The observation that erythroid-differentiated, but not undifferentiated, MB-02 cells showed expression of the transduced lacZ
gene suggests that expression of the P antigen receptor correlates with erythroid differentiation of these cells. In this context, it is noteworthy that previous studies from our laboratory have documented that wild-type B19 virus DNA replication and gene expression occur only in erythroid-differentiated MB-02 cells (13
). It may now be of interest to investigate whether nonerythroid cells, such as myocardial cells and endothelial cells, that express the P antigen receptor but are nonpermissive for B19 replication can be successfully transduced by the recombinant B19 virus vector. This may help resolve the issue of whether a putative intracellular factor that is present only in cells of erythroid lineage is crucial for successful replication of B19 virus and whether an additional coreceptor(s) is required for successful infection by B19 virus.
The recombinant B19 virus vector system described here offers several potential advantages over the currently used AAV vector system. First, since it remains to be unequivocally established whether stable integration of a recombinant AAV genome in primary cells leads to insertional mutagenesis, it may be desirable to transduce committed erythroid progenitor cells rather than pluripotent hematopoietic stem cells. Second, it may also be desirable to obtain tissue-specific delivery of the therapeutic gene so as not to affect the normal functions of other cell lineages. Third, since approximately 90% of the human population is seropositive for AAV capsid proteins (2
), the potential use of AAV vectors in in vivo gene therapy protocols may be limited.

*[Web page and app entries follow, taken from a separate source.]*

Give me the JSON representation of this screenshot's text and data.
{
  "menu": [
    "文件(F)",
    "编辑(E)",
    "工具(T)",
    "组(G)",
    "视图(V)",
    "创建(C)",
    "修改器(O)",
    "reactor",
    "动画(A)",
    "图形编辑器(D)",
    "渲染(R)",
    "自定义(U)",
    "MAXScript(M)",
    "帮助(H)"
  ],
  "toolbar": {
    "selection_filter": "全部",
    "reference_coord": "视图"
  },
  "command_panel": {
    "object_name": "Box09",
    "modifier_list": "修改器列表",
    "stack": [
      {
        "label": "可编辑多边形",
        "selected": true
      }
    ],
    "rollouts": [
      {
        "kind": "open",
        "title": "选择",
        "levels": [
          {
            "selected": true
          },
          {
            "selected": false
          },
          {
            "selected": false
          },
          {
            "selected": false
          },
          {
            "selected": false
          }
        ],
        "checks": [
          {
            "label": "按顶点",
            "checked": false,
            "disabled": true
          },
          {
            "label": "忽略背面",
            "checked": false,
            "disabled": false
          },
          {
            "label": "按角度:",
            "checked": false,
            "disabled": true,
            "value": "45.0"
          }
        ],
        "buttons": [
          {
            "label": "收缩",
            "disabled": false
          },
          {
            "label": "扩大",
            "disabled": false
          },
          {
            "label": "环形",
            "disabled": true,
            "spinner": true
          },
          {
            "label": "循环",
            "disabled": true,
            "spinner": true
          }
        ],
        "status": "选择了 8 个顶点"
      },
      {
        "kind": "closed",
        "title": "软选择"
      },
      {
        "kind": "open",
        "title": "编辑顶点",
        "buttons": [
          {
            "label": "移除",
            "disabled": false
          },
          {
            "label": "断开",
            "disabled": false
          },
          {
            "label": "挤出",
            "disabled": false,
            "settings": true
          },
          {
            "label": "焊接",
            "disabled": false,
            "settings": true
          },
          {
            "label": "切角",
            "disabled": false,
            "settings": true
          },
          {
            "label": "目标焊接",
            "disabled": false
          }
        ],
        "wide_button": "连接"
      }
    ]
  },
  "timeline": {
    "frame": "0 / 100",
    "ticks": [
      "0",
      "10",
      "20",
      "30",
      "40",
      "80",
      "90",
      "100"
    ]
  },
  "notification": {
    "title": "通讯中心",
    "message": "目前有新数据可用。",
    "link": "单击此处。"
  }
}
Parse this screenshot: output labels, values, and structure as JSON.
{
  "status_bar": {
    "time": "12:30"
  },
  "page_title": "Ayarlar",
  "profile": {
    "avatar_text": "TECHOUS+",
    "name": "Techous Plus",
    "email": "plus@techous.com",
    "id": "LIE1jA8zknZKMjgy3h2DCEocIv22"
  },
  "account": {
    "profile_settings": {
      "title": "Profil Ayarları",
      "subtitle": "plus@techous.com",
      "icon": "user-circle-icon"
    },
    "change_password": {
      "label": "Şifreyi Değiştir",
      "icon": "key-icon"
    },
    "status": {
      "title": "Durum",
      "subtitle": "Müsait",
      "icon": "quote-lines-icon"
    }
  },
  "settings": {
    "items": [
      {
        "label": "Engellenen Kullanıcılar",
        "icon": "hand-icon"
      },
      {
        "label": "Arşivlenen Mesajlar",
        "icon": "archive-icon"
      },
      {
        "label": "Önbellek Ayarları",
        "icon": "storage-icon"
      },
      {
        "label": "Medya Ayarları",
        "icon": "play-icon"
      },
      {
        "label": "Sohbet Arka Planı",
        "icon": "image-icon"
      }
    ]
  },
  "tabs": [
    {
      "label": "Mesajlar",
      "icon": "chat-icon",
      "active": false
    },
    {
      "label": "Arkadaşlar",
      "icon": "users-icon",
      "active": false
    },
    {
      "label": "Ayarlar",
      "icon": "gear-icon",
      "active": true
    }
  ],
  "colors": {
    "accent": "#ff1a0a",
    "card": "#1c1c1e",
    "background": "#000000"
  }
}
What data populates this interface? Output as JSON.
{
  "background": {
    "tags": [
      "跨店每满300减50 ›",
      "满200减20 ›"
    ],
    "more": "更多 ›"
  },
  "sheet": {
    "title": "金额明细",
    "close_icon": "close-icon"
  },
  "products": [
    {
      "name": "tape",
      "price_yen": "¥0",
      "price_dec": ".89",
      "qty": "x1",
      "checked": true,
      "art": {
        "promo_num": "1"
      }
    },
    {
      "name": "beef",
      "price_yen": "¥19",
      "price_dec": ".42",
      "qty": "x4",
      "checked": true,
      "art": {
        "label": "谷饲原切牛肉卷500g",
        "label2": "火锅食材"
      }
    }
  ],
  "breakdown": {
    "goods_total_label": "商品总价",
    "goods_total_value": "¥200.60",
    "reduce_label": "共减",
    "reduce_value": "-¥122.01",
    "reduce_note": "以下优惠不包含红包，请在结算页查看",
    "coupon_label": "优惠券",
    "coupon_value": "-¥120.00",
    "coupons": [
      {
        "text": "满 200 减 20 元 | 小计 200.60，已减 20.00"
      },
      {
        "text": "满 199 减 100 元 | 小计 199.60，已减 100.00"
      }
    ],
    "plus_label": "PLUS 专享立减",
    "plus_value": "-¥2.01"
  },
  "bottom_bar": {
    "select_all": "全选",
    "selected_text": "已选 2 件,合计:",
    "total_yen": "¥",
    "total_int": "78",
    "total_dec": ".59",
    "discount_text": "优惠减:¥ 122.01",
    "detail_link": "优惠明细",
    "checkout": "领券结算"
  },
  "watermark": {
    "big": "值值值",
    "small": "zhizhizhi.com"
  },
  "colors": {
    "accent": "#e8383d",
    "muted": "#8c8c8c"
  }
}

The use of B19 capsids composed of VP1 plus VP2 proteins to encapsidate a potentially therapeutic gene can at least partially overcome the problem of neutralizing antibodies against AAV, since only approximately 60% of the human population is seropositive for the B19 capsid proteins (4
). It is also tempting to speculate that the use of B19 capsids composed entirely of VP2 proteins may be especially advantageous, since all antigenic epitopes to date have been mapped within the VP1 region (38
). Further development of this novel vector system may prove useful in its application for gene therapy of human diseases involving cells of erythroid lineage in general and sickle cell anemia and β-thalassemia in particular.